In 1976, Steve Wozniac wrote what’s commonly known simply as Wozmon.
Wozmon is a machine-code monitor program and for those who may not be aware, this is essentially code that starts to run in a microprocessor at initial power on. Lets be more specific, an older microprocessor system, not usually your modern Intel, AMD or ARM based system. We’re taking the old 8-bit micros here, and I’m specifically referring to the original 6502.
The monitor would let you examine and change memory. Some even had built-in disassemblers, debuggers and a whole host of tools to help you get going in a new machine. They would include subroutines that could be used by other programs, these basic input output subroutines, or BIOS as it came to be known were essential for bigger programs as it took that burden away from the programmer and helped to make programs run on different systems, or at least easier to port from one system to another.
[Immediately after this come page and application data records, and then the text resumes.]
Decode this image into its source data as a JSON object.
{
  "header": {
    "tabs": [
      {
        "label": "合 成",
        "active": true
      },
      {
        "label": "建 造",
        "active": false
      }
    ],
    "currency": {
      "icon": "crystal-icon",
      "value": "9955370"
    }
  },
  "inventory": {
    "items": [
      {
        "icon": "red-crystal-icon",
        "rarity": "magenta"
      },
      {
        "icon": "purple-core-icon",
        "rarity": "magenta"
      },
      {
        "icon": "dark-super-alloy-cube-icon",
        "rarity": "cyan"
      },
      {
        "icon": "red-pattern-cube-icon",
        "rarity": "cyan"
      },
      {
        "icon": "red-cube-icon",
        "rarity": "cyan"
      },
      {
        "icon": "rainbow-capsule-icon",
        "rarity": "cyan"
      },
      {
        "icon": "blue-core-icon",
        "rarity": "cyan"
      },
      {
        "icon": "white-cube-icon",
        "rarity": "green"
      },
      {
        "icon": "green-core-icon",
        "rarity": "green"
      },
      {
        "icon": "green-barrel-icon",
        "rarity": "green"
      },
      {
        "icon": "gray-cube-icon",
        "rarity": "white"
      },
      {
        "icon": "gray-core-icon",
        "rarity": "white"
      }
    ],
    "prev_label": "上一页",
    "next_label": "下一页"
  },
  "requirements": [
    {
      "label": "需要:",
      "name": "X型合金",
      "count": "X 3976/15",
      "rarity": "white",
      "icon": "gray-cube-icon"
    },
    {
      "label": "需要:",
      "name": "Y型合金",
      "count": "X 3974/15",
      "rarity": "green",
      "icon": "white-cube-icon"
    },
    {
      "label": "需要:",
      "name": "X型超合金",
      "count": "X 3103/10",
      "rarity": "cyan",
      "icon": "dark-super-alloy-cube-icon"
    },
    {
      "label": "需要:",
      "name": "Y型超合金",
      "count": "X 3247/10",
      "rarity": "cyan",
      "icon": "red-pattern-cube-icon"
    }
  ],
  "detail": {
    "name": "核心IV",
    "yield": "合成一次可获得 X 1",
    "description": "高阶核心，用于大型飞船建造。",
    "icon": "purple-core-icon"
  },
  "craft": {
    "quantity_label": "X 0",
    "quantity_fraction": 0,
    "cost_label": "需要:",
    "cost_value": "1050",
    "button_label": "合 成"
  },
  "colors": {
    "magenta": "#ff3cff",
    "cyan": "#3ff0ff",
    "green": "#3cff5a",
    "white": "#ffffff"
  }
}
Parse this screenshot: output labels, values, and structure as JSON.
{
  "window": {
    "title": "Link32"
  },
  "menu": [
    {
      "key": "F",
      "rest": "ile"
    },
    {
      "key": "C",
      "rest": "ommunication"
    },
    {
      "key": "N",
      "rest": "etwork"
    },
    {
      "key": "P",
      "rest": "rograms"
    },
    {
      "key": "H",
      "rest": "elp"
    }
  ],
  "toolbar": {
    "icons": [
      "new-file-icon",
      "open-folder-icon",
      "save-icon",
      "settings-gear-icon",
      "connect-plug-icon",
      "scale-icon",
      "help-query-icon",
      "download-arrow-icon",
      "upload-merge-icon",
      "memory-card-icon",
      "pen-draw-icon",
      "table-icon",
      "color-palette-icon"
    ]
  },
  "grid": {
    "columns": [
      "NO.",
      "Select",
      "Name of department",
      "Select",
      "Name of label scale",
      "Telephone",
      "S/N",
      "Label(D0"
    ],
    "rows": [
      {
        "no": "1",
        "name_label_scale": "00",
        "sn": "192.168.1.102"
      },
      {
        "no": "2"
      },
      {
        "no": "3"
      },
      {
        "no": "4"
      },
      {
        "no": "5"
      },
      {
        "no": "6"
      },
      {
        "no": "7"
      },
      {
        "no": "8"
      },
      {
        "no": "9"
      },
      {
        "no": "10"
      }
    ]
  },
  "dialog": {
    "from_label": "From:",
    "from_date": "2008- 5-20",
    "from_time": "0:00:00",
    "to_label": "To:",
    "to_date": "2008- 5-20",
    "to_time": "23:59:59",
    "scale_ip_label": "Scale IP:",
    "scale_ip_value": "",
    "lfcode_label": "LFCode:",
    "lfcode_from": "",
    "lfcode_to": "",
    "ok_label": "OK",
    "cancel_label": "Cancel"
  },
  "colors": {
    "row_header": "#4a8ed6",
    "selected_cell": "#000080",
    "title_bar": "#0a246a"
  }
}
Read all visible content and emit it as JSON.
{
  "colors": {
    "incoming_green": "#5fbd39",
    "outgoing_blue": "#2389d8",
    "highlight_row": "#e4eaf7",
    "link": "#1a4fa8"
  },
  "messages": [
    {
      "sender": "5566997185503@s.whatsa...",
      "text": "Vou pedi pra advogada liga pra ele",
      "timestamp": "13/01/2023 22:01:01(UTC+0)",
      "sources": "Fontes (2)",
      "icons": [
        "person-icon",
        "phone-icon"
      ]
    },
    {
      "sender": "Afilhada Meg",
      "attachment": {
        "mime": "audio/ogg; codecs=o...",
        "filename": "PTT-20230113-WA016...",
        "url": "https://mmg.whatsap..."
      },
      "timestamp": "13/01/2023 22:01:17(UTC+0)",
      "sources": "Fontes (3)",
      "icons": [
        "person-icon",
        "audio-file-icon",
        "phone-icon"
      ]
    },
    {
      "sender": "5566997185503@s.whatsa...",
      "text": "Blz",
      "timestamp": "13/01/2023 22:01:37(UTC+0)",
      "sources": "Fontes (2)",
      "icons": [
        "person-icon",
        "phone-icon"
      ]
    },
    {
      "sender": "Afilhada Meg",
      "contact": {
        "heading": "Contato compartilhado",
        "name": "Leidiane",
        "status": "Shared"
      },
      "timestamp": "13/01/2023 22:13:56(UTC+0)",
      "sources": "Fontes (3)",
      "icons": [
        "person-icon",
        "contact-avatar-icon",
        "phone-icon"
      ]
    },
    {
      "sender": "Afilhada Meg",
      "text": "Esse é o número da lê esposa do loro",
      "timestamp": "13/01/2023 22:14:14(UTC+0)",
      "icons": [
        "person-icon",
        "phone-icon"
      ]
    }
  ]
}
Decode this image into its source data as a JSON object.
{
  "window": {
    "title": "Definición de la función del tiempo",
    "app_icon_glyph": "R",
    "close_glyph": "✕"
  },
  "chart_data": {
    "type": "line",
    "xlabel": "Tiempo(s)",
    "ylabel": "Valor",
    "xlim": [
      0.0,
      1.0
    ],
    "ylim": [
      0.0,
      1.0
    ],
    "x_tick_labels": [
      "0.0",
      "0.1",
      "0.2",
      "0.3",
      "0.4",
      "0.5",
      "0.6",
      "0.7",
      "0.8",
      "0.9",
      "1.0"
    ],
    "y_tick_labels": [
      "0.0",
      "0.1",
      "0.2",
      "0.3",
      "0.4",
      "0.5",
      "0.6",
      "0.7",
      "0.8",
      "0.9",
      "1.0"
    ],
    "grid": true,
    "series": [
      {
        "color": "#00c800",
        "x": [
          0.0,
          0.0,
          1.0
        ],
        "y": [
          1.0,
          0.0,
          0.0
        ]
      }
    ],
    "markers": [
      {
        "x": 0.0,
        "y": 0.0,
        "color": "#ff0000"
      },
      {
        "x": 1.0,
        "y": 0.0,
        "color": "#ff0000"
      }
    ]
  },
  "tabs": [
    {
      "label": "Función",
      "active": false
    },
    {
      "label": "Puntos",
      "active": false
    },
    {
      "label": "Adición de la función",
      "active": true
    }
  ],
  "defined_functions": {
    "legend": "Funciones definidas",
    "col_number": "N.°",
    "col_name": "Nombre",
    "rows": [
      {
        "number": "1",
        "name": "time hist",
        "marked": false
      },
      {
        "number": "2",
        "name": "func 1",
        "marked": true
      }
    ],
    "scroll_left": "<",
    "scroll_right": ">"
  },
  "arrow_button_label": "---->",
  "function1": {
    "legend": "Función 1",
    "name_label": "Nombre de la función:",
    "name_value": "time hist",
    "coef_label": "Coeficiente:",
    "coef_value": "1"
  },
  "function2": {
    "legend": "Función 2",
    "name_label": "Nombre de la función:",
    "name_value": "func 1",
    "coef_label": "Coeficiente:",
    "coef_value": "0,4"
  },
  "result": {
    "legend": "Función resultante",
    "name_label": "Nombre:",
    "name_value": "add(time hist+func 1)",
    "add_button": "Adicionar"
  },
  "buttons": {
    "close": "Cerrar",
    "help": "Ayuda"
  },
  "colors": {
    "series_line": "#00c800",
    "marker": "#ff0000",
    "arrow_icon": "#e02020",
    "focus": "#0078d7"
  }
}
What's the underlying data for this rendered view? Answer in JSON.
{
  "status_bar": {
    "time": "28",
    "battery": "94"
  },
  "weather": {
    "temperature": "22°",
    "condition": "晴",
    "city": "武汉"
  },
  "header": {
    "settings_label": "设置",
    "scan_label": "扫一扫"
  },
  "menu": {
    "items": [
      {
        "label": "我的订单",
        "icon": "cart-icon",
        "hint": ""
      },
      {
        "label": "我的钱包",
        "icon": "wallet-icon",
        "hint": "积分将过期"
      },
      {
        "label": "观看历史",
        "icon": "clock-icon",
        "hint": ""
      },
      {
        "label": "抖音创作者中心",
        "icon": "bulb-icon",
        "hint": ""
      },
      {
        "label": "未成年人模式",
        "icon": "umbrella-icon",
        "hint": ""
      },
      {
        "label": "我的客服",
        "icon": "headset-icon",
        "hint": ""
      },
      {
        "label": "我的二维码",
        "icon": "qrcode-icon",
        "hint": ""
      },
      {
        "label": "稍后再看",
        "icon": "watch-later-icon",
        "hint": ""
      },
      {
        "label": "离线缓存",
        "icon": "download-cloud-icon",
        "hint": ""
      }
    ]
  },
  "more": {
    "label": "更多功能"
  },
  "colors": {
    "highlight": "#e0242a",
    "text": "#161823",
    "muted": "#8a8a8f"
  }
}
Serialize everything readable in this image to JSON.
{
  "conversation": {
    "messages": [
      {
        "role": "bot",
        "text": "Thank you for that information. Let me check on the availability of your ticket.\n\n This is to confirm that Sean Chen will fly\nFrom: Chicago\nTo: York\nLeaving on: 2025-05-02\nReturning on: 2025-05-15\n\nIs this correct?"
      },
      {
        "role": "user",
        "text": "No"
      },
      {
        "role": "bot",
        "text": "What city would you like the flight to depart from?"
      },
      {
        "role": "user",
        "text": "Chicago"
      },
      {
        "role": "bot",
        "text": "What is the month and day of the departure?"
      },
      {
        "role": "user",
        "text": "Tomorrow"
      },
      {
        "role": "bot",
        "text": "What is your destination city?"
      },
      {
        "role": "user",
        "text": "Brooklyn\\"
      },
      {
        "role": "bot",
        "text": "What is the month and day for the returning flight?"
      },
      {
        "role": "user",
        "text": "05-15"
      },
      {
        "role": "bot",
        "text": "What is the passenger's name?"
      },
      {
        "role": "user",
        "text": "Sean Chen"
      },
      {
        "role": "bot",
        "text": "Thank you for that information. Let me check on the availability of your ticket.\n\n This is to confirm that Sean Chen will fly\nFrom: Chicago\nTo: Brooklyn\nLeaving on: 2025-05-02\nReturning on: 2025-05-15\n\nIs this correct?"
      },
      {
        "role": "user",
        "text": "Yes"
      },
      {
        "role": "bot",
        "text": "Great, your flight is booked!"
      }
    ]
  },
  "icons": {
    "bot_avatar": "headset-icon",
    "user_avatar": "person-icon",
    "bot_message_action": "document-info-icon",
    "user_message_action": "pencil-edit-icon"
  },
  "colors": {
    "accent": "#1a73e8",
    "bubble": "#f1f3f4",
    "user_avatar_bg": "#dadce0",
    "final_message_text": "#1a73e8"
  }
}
Before the monitor there were LEDs (or even older; filament bulbs) and switches. Before that? you might have ended up soldering diodes to circuit boards. I kid you not.
Wozmon may not have been the first, but it was compact. Wozniac had 250 bytes to squeeze it all into. (6 bytes were reserved for the reset and interrupt vectors) ROMs and the means to program them were expensive in those days. He ended up with 2 bytes spare.
By todays standards Wozmon was crude. But it was also compact – if it didn’t understand what you typed then it would just print a backslash and let you start again, but however crude it may have been, it worked and let many early programmers enter code and use the computer that Wozmon ran on – the Apple 1.
After the Apple 1, there as the Apple][ (sometimes written as II, latterly as //, but rarely 2). That had more ROM space, so Wozmon was expanded and as computer got bigger and more complex eventually (we’re into the mid 1980’s now), the monitor for the various microprocessors was replaced by nothing more than the basic input/output subroutines and the BIOS as we know it today was born, although nowadays (c2018), the BIOS is bigger and more complex than an entire Apple ][ computer.
You may be wondering why I’m writing this – well, for no reason other than this year marks my 40th year of programming the 6502, I’ve built a little 6502 computer and written a monitor for it. The monitor resembles Wozmon – mostly because I used the Apple ][ variant of it back in 1978.
More to come – details of Ruby – my 40th anniversary 6502 computer.